* _WORK ITEM_
The full listing, returned exactly and free of pictures, is the expected answer.

* _EXCERPTED DATA_
Content starts
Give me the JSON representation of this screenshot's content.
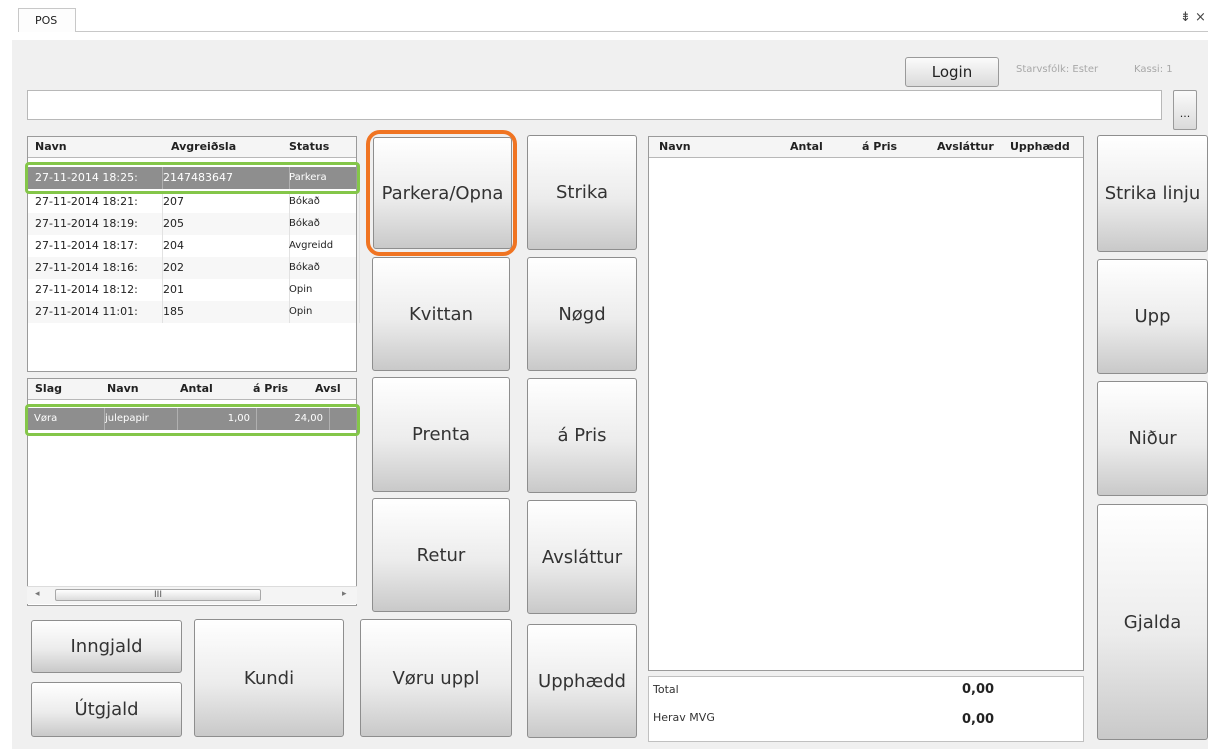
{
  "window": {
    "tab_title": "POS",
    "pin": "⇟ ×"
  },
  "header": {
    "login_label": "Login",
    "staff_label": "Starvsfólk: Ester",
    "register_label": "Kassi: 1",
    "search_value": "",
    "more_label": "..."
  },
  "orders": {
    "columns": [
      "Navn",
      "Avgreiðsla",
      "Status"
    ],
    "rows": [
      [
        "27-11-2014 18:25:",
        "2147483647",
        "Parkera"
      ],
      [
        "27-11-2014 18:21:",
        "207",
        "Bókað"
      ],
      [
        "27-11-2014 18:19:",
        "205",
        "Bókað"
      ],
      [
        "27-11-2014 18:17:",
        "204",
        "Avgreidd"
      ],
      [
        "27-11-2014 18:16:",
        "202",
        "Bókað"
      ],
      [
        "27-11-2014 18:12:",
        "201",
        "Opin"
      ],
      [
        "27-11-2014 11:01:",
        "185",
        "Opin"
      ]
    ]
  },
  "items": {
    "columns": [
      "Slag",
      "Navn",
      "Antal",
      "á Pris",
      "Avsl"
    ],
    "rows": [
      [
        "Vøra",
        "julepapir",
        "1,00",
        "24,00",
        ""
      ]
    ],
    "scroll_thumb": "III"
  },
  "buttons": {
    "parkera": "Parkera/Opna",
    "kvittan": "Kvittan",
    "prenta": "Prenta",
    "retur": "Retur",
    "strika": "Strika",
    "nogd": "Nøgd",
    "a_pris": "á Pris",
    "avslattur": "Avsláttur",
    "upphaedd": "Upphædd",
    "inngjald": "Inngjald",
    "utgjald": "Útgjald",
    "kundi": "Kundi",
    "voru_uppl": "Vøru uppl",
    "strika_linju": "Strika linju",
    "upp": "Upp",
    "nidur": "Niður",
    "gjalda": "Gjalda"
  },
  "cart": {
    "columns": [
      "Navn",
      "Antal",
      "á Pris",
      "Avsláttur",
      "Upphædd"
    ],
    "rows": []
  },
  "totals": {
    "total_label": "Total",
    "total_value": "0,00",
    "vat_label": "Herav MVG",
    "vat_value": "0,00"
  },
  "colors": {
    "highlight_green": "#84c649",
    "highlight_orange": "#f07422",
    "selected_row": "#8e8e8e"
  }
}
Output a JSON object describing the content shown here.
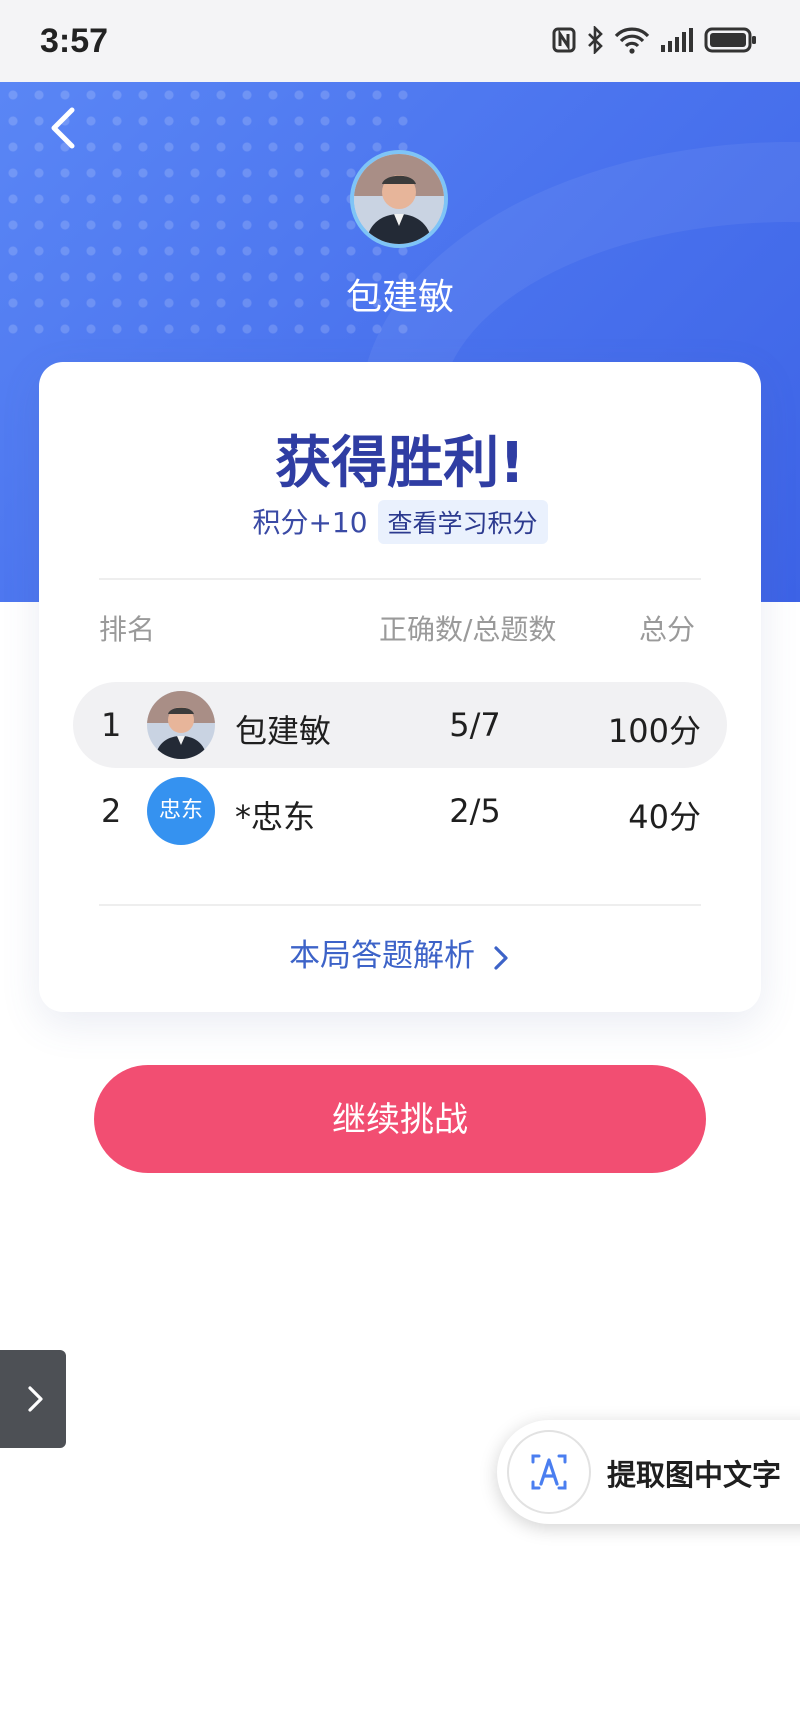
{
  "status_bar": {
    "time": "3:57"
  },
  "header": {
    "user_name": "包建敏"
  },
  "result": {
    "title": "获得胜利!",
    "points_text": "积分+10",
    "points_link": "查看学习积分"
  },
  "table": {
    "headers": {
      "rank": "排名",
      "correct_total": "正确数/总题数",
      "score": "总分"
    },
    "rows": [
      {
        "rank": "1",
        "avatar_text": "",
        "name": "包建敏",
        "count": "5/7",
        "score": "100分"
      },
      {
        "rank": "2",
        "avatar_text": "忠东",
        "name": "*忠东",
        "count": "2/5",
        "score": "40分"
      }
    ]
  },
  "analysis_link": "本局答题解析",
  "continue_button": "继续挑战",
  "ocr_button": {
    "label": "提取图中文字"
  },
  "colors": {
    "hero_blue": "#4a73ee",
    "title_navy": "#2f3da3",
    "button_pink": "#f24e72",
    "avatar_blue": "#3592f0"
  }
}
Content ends
* _SOLUTION TO THE PROBLEM_
Give me the JSON representation of this screenshot's content.
{
  "window": {
    "tab_title": "POS",
    "pin": "⇟ ×"
  },
  "header": {
    "login_label": "Login",
    "staff_label": "Starvsfólk: Ester",
    "register_label": "Kassi: 1",
    "search_value": "",
    "more_label": "..."
  },
  "orders": {
    "columns": [
      "Navn",
      "Avgreiðsla",
      "Status"
    ],
    "rows": [
      [
        "27-11-2014 18:25:",
        "2147483647",
        "Parkera"
      ],
      [
        "27-11-2014 18:21:",
        "207",
        "Bókað"
      ],
      [
        "27-11-2014 18:19:",
        "205",
        "Bókað"
      ],
      [
        "27-11-2014 18:17:",
        "204",
        "Avgreidd"
      ],
      [
        "27-11-2014 18:16:",
        "202",
        "Bókað"
      ],
      [
        "27-11-2014 18:12:",
        "201",
        "Opin"
      ],
      [
        "27-11-2014 11:01:",
        "185",
        "Opin"
      ]
    ]
  },
  "items": {
    "columns": [
      "Slag",
      "Navn",
      "Antal",
      "á Pris",
      "Avsl"
    ],
    "rows": [
      [
        "Vøra",
        "julepapir",
        "1,00",
        "24,00",
        ""
      ]
    ],
    "scroll_thumb": "III"
  },
  "buttons": {
    "parkera": "Parkera/Opna",
    "kvittan": "Kvittan",
    "prenta": "Prenta",
    "retur": "Retur",
    "strika": "Strika",
    "nogd": "Nøgd",
    "a_pris": "á Pris",
    "avslattur": "Avsláttur",
    "upphaedd": "Upphædd",
    "inngjald": "Inngjald",
    "utgjald": "Útgjald",
    "kundi": "Kundi",
    "voru_uppl": "Vøru uppl",
    "strika_linju": "Strika linju",
    "upp": "Upp",
    "nidur": "Niður",
    "gjalda": "Gjalda"
  },
  "cart": {
    "columns": [
      "Navn",
      "Antal",
      "á Pris",
      "Avsláttur",
      "Upphædd"
    ],
    "rows": []
  },
  "totals": {
    "total_label": "Total",
    "total_value": "0,00",
    "vat_label": "Herav MVG",
    "vat_value": "0,00"
  },
  "colors": {
    "highlight_green": "#84c649",
    "highlight_orange": "#f07422",
    "selected_row": "#8e8e8e"
  }
}
Output a JSON object describing the content shown here.
{
  "status_bar": {
    "time": "3:57"
  },
  "header": {
    "user_name": "包建敏"
  },
  "result": {
    "title": "获得胜利!",
    "points_text": "积分+10",
    "points_link": "查看学习积分"
  },
  "table": {
    "headers": {
      "rank": "排名",
      "correct_total": "正确数/总题数",
      "score": "总分"
    },
    "rows": [
      {
        "rank": "1",
        "avatar_text": "",
        "name": "包建敏",
        "count": "5/7",
        "score": "100分"
      },
      {
        "rank": "2",
        "avatar_text": "忠东",
        "name": "*忠东",
        "count": "2/5",
        "score": "40分"
      }
    ]
  },
  "analysis_link": "本局答题解析",
  "continue_button": "继续挑战",
  "ocr_button": {
    "label": "提取图中文字"
  },
  "colors": {
    "hero_blue": "#4a73ee",
    "title_navy": "#2f3da3",
    "button_pink": "#f24e72",
    "avatar_blue": "#3592f0"
  }
}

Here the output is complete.